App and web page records
◆ ◆ ◆ ◆
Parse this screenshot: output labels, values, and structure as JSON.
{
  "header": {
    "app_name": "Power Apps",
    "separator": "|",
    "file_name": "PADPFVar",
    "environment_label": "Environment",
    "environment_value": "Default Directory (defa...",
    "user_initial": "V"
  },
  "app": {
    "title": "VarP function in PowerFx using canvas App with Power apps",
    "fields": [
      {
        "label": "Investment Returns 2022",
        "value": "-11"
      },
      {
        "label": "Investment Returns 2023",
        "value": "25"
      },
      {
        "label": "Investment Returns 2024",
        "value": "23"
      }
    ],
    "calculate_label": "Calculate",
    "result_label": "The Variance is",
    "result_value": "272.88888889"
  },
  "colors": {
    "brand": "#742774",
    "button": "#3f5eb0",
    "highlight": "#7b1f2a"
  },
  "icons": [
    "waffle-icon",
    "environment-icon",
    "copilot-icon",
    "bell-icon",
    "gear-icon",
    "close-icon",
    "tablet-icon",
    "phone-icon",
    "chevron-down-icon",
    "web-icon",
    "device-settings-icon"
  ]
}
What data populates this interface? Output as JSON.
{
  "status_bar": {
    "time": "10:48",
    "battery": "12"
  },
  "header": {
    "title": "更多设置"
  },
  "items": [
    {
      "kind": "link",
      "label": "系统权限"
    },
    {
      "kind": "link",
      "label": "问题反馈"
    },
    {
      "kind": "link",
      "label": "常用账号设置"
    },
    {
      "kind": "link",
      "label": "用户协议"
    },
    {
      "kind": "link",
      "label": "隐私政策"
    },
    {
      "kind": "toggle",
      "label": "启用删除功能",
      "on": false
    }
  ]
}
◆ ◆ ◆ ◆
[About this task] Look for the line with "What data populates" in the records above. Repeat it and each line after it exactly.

[Task solution]
What data populates this interface? Output as JSON.
{
  "status_bar": {
    "time": "10:48",
    "battery": "12"
  },
  "header": {
    "title": "更多设置"
  },
  "items": [
    {
      "kind": "link",
      "label": "系统权限"
    },
    {
      "kind": "link",
      "label": "问题反馈"
    },
    {
      "kind": "link",
      "label": "常用账号设置"
    },
    {
      "kind": "link",
      "label": "用户协议"
    },
    {
      "kind": "link",
      "label": "隐私政策"
    },
    {
      "kind": "toggle",
      "label": "启用删除功能",
      "on": false
    }
  ]
}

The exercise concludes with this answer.